First of all, it is my belief that we will see a playoff system in Division 1 college football and it may happen as soon as the current BCS contract ends and a new one starts. My reasons for believing this are as follows:
Too much demand: There is simply too much demand for a playoff. Fans of college football have been clamoring for a playoff since before the inception of the BCS. Every poll that has been conducted on the subject shows that the majority of fans want a playoff and that majority seems to get larger every year.
The players are also in favor of a playoff and it is “their game” after all.
Most of the major media are in favor of a playoff as well. This is what, I believe, will ultimately drive the start of a playoff. More and more writers, television analysts, etc. are becoming extremely critical of the current system. It is becoming increasingly difficult for BCS proponents to defend the system.
Ultimately, it is my belief that the pressure applied by fans, players and the media will eventually force college football to come up with a playoff system.
Too much money to be made: Every study that has been done, indicates that a playoff system would be more profitable than the current system. Once the university presidents, conference commissioners, etc. come to grips with the amount of money that a school can make, they will sign off on a playoff.
Now, assuming that we get a playoff, how might we get there?
I believe that it will start with the often talked about “plus one”, which in reality is a “final four”. I think that we will see a system put in place where the top 4 teams according to the final BCS poll will play each other in what would essentially be a “final four” using 2 of the BCS bowls followed by the National Championship game. I believe that these games will be played, either in a BCS bowl close to the higher ranked team or on a rotating basis. If we had a “plus one” last season using a BCS bowl game close to the higher ranked team, it could have looked like this:

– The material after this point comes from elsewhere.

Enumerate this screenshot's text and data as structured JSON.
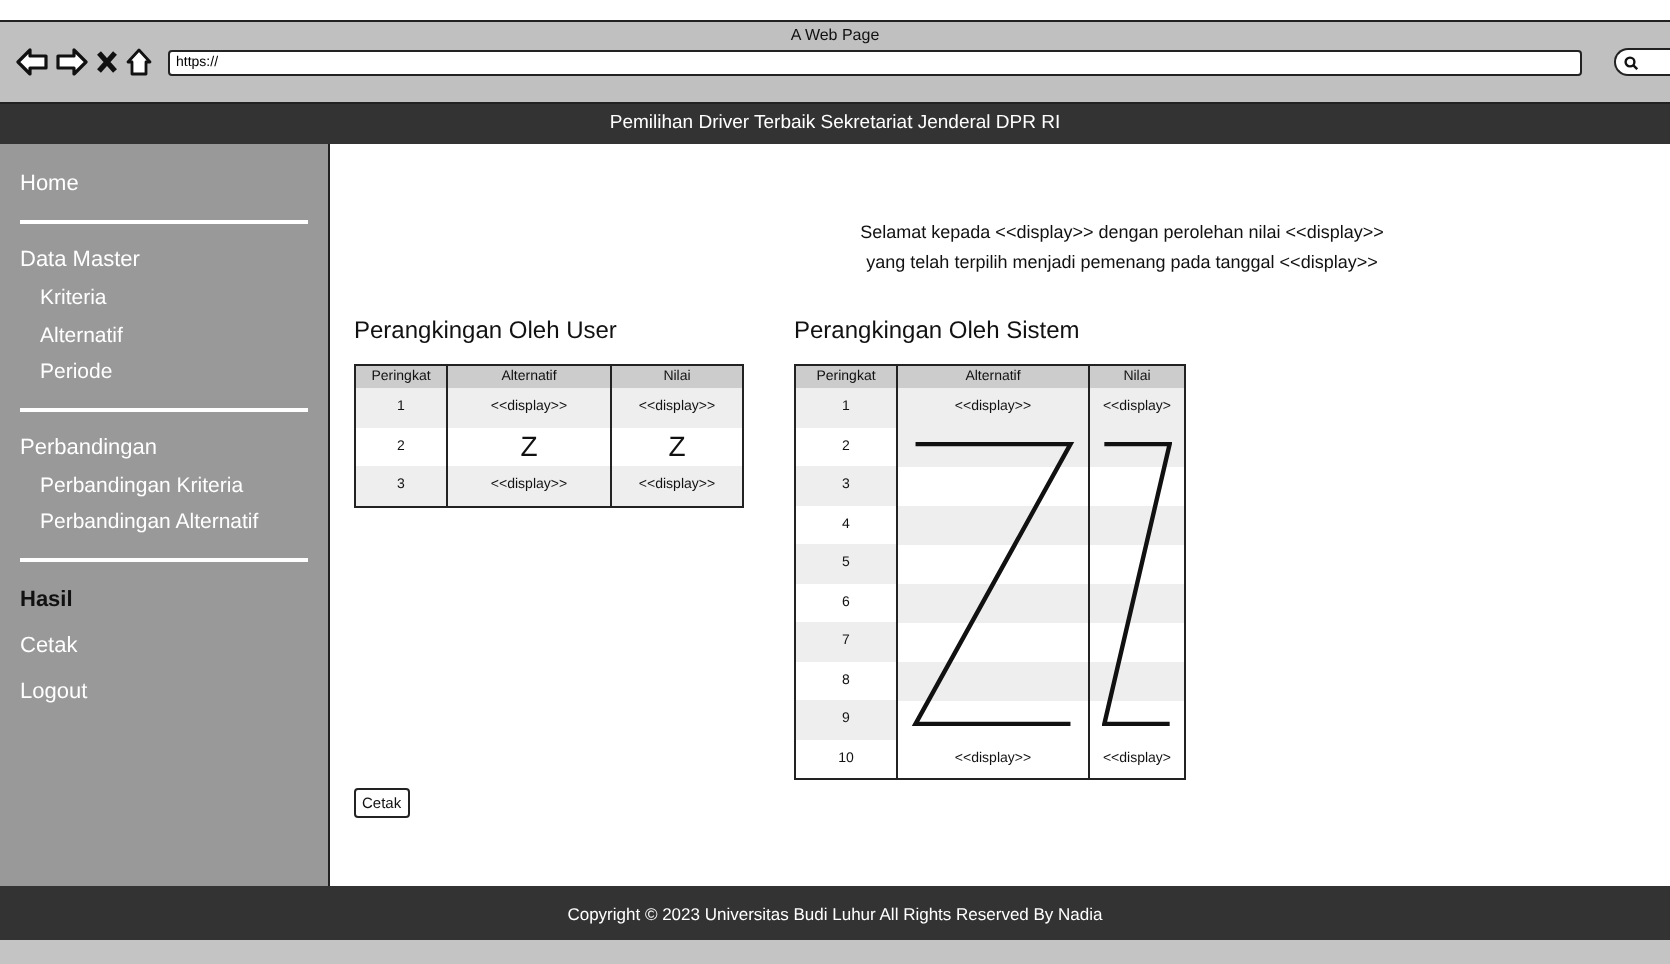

#1 Auburn vs. #4 Stanford in either the Sugar Bowl or Orange Bowl
#2 Oregon vs. #3 TCU in the Rose Bowl or Fiesta Bowl
Once we have had a “plus one” for a few seasons, I believe that a couple of things will happen that will cause the “plus one” to be expanded to an 8 team playoff.
Complaints from other top 10 teams: As with the expansion of the NCAA basketball tournament, there will be teams and fans who are upset when they feel that their team was improperly ranked or has improved enough to feel that they could win a playoff, but are left out. While this will not be the deciding factor, it will likely be the impetus that gets the conversation started. There are those who use the expansion of the NCAA Basketball Tournament to what is now 65 teams as an argument against a football playoff. I believe that the very nature of football (a game that can only be played once per week) will prevent any expansion beyond 16 teams and I have my doubts that it will ever expand to include 16 teams.
The real reason will be money: We all know that in the end, money drives big time college sports, especially football and basketball. When the conference commissioners, university presidents and other powers that be, see how much interest and money is generated by the “plus one” they will decide that an 8 team playoff will generate even more interest and money. I believe that the first round of an 8 team playoff would be played in the home stadium of the higher ranked team. University Presidents and Conference Commissioners will see how much more money could be generated by having one more game in their home stadium (especially an important game like a playoff) and they won’t be able to resist. An 8 team playoff using a combination of home games for the higher ranked team may have looked like this using last seasons BCS rankings:
#1 Auburn vs. #8 Arkansas at Auburn
#2 Oregon vs. #7 Oklahoma at Oregon
#3 TCU vs. #6 tOSU at TCU
#4 Stanford vs. #5 Wisconsin at Stanford
From there we would follow the format of playing in a BCS bowl that is close to the higher ranked team.
Many people actually favor a 16 team playoff. While I am a proponent of an 8 team playoff, I believe that a 16 team playoff is possible, albeit unlikeley. Getting to a 16 team playoff system can be a bit dicey, mainly because of the number of games. However, I could see an agreement being made in which teams are limited to an 11 game regular season schedule in order to accomodate a 16 team playoff. Essentially, it would mean eliminating one of the early (or even mid-season) cupcakes that the vast majority of teams have on their schedule in exchange for a 16 team playoff. Seems like a good trade off.
Any of these playoffs could co-exist with the other bowl games with little or no issues. The non-BCS bowls that are out there would still be there for teams who have successful seasons, but were not ranked highly enough to qualify for the playoff. This would ensure that those teams are still rewarded for their successful playoff. The BCS bowls already are seperated from the other bowls and a playoff would be no different.
Each of these playoff systems would use the BCS polls to determine which teams made the playoffs. This would serve the purpose of getting the most compelling matchups in the playoff as it would include only the highest ranked teams (no 8-4 UConn’s) and it would keep the polls in use. Thus keeping alive one of the college football fans favorite pastimes, arguing over polls.
Virtually every other sport at virtually every level, including the lower divisions of college football, uses a playoff system to determine it’s champion. The one exception to this is Division 1 college football. The clamor by fans, media and players has reduced Division 1 college football to looking like the person who says: “It’s not me that has the problem, everyone else is crazy!”